candy revealed no poison and bacteriological examination of it showed no pathogens. Stool cultures of 2 patients were negative for salmonella and shigella organisms. Stool cultures of 3 members of the family, who were not ill, were positive for Salmonella newport. The family had eaten cold meat balls and spaghetti and home-canned foods. The diagnosis of 2 patients was staphylococcus food poisoning. Botulism was considered and further investigation is pending.
Because of space limitation outbreaks of gastro-enteritis are briefly outlined as follows: (1) In Massachusetts 5 persons became ill following a meal at a party of 10 guests. Salami was suspected to be the vehicle of infection; (2) Louisiana reported an outbreak which affected 25 persons among 96 who attended a benefit dinner. The meal consisted of chicken, spaghetti, and potato salad; (3) In Missouri an estimate of 30 persons became ill after eating beef sandwiches; (4) In California 263 cases of gastro-enteritis occurred in a camp following a lunch which consisted of meat sandwiches.
Dr. Andrew Hedmeg, Louisiana Department of Health, reports an outbreak of 4 cases of gastro-enteritis in a family of 9 persons. The symptoms were severe abdominal cramps, fever, headache, mild diarrhea, nausea, and vomiting. It was believed they had been poisoned by candy but 2 other members of the family ate the same kind of candy with no ill effects. Chemical analysis of the
Table 1. COMPARATIVE DATA FOR CASES OF SPECIFIED NOTIFIABLE DISEASES: UNITED STATES
(Numbers after diseases are category numbers of the Sixth Revision of the International Lists, 1948)
Reported in New Hampshire.
5Deductions: Georgia and Louisiana, week ended August 8, l1 and 1 cases respectively; Michigan, week ended August 1, 1 case; North Carolina, week ended July 11, 1 case.
Deduction: Virginia, week ended August 8, 30 cases.
SOURCE AND NATURE OF DATA
These provisional data are based on reports from State and territorial health departments to the Public Health Service. They give the total number of cases of certain communicable diseases reported during the week usually ended the preceding
Saturday. When the diseases which rarely occur (cholera, dengue, plague, typhus fever-epidemic, and yellow fever) are reported, they will be noted under the table above.
Symbols.-1 dash [-]: no cases reported; asterisk [•] : disease stated not notifiable; parentheses, [) in total; 3 dashes [---] : data not available.

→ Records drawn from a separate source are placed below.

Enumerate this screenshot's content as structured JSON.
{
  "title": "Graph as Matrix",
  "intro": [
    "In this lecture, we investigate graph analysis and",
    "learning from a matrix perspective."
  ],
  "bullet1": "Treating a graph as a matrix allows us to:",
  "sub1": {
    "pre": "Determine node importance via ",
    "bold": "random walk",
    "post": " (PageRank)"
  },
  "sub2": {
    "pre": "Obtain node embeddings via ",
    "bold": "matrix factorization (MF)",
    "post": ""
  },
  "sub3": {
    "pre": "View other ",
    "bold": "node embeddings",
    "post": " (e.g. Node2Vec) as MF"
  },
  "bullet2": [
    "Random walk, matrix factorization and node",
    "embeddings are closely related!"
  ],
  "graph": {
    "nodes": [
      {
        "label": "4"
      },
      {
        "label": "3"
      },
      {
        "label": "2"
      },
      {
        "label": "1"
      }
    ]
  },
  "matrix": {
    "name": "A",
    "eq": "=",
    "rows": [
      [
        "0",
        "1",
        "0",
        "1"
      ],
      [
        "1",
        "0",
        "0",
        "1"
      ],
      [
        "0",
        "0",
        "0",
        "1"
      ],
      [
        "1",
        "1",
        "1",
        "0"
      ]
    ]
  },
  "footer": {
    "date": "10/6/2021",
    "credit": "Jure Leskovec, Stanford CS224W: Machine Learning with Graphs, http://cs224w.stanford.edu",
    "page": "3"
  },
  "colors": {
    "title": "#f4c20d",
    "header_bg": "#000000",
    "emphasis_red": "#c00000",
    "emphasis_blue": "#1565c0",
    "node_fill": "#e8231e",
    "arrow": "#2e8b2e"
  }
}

: data not included Table 2. CASES OF SPECIFIED DISEASES WITH COMPARATIVE DATA: UNITED STATES, Table 2. CASES OF SPECIFIED DISEASES WITH COMPARATIVE DATA: UNITED STATES,
EACH DIVISION AND STATE FOR WEEK ENDED AUGUST 15, 1953
(Numbers under diseases are category nu ers of the Sixth Revision of the International Lists, 1948)
EACH DIVISION AND STATE FOR WEEK ENDED AUGUST 15, 1953-Continued